== Segment start ==

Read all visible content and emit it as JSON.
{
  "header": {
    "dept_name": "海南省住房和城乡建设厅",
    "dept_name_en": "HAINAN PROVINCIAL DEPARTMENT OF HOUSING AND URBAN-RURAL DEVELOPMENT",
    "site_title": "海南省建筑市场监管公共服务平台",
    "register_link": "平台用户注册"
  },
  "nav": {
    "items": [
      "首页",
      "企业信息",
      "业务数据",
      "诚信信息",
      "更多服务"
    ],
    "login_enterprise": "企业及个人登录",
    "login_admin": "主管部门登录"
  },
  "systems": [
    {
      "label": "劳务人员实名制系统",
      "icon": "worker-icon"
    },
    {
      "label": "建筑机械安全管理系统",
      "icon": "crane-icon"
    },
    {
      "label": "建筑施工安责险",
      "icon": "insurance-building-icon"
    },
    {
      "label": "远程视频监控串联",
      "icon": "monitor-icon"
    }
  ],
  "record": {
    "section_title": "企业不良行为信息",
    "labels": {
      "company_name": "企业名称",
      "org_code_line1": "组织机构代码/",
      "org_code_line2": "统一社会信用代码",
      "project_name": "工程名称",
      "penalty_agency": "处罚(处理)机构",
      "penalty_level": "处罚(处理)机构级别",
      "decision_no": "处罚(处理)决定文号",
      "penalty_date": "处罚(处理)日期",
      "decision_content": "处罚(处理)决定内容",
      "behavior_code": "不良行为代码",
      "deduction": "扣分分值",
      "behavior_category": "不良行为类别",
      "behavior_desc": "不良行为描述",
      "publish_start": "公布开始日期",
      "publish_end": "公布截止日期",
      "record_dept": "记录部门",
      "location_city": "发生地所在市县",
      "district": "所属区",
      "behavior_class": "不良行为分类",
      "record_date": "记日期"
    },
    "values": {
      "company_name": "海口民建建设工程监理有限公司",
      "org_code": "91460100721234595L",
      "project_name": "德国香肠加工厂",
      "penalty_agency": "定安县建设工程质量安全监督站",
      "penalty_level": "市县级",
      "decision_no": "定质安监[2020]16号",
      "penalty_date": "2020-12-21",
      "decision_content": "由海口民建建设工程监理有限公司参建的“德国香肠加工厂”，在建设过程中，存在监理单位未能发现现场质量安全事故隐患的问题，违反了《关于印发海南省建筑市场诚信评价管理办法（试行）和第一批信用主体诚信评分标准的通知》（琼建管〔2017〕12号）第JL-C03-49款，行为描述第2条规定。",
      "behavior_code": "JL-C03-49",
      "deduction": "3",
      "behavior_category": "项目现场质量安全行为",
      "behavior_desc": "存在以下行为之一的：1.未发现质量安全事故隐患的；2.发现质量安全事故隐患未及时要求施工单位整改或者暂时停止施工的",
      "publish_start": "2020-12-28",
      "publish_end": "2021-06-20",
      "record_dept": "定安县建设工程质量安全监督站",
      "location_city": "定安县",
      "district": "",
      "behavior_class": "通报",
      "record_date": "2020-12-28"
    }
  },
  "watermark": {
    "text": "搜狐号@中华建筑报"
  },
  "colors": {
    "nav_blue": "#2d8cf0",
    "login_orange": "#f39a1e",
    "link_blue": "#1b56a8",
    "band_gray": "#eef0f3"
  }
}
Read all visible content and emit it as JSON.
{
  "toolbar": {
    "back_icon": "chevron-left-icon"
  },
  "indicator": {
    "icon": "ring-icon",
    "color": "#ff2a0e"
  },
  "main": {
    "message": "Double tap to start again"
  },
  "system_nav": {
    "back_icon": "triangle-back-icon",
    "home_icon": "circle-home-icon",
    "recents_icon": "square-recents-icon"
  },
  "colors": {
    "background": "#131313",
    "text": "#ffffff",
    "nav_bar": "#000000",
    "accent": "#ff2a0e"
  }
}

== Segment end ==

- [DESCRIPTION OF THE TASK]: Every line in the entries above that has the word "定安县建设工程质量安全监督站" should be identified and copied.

- [EXPECTED OUTPUT]:
      "penalty_agency": "定安县建设工程质量安全监督站",
      "record_dept": "定安县建设工程质量安全监督站",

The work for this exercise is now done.